Brazil Ponders Heterosexual Pride Parade
The city of São Paulo approved legislation last week that would bring a heterosexual pride day to the city, if the Mayor approves it. Carlos Apolinario, the bill’s sponsor, said the legislation was “not anti-gay,” but rather “a protest against the privileges the gay community enjoys.”
“I have no trouble coexisting with gays as long as their behavior is normal,” Apolinario told the press.
That’s OK, I don’t have a problem with heterosexuals—so long as they act gay in public.
At any rate, this interesting development in the world of straight pride parades reminded me of a story I wrote last year for Outlooks Magazine. Since it was never published on this site, you can read it for the first time in digital form after the jump.
On Heterosexual Pride
(Originally published in the June 2010 edition of Outlooks Magazine.)
“If you perverts want to be treated as equals, stop ramming your perverse lifestyle in our faces!” Those were the words that greeted me in my email inbox this morning. Being the slightly introspective type, I did a quick mental review of my actions from the previous night. Had I kidnapped anyone and strapped them to a chair facing a slideshow of all my illustrations, eyelids forcibly held apart à la Clockwork Orange? I took a sip of tea. No, I doubt I would forget something like that.
Indeed, this anonymous emailer had simply blasted off some typical, unsolicited, anti-gay criticis—ramming it in my face, if you will—after visiting my website voluntarily and staying long enough to become angry for some reason. His final words almost helped me narrow down which of my articles he might be referring to: “Straights don’t have parades to celebrate their straightness,” he observed. “You do harm to yourselves when you say ‘we’re just like straights… we’re equals, but look at us dressed half naked and prancing around in the streets.’”
It was actually kind of timely, for hate mail. Summer marks Pride celebrations worldwide. It’s lovely: Bears come out of hibernation, gays everywhere reclaim their local gyms, and cities across the world get a whole lot more colourful. No longer just a parade, Pride festivals are now massive, weeklong cultural celebrations, generating significant tourism dollars. Pride Toronto alone brings in an estimated $100 million annually in taxed, tourist spending. Assuming my anonymous critic is a Conservative supporter (and they usually are), you’d think he’d at least be a little happy about all this commercial revenue.
In 2009, the Conservative government announced that they had allocated $400,000 of federal money to Toronto Pride in order to make the festival events more accessible to disabled persons. It was both a surprising and welcome gesture, but short-lived. The Tories, somehow angered by their own funding announcement, suddenly removed the minister responsible for the funding from her duties. Shortly after, Montréal’s Divers/Cité was denied their expected funding weeks before it was set to begin, as was the city’s Black and Blue event. The new policy continued this year as well; organizers of Pride Toronto were shocked when they learned—through the media—that their requested funds had been denied by the Tories. (If you’re a fan of Burlington’s annual Ribfest, though, don’t fret. $98,610 in federal dollars is still coming your way.)

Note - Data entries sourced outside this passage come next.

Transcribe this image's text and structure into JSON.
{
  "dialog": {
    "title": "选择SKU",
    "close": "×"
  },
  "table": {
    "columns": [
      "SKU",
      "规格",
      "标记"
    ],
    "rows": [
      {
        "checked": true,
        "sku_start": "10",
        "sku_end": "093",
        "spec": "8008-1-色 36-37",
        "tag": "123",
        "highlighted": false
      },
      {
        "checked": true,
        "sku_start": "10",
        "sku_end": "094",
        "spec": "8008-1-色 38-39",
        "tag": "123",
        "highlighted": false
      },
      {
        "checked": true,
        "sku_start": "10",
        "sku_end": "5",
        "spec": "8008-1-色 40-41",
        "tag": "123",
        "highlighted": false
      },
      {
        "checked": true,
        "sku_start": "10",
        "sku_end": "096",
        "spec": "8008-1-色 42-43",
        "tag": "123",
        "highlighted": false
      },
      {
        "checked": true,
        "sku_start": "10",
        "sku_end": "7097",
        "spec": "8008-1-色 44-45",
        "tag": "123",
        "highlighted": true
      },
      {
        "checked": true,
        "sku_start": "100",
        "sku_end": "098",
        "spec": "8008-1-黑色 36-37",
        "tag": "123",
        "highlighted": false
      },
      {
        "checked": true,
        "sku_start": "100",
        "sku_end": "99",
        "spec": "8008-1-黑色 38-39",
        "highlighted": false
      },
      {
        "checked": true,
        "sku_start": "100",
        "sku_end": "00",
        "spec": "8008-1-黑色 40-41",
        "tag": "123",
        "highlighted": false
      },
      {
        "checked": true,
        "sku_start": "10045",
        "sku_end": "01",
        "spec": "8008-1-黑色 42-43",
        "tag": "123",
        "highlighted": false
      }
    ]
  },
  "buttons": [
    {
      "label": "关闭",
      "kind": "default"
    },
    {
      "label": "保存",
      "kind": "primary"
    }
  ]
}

Since Pride festivals enrich Canada’s culture and generate significant tourism, these funding cuts probably aren’t from any sound fiscal planning, but are more likely done at the request of a loud minority of Canadians who, like my anonymous emailer, feign some kind of profound personal violation from any celebration of gay culture. To them, our entire lives amount to perversion and our festivals are nothing more than ramming sexuality into faces. They’re also the ones who repeatedly remind us that there are no such thing as straight pride parades and that, since we somehow aspire to be just like them, we shouldn’t have gay ones.
To their credit, they’re right about one thing: There are no straight pride parades—at least, not on any serious scale. It would be silly if there were. What would the symbol of pride mean to the straight community, if it’s even cohesive enough to be called that? No one is trying to dismiss straight relationships as being unworthy of marriage. No one is opposing the legal rights of straights. No one is reducing the “straight lifestyle”—and all expressions of it, such as holding hands in public—as flaunting sexuality. With no one wagging their fingers to make straights feel ashamed, there’s no need to counter it with pride.
And that’s probably for the best. Considering how badly all those who lament about not having straight pride parades mischaracterize gay ones, I doubt very much that I would enjoy what they have in mind. It would probably conclude with a live birth.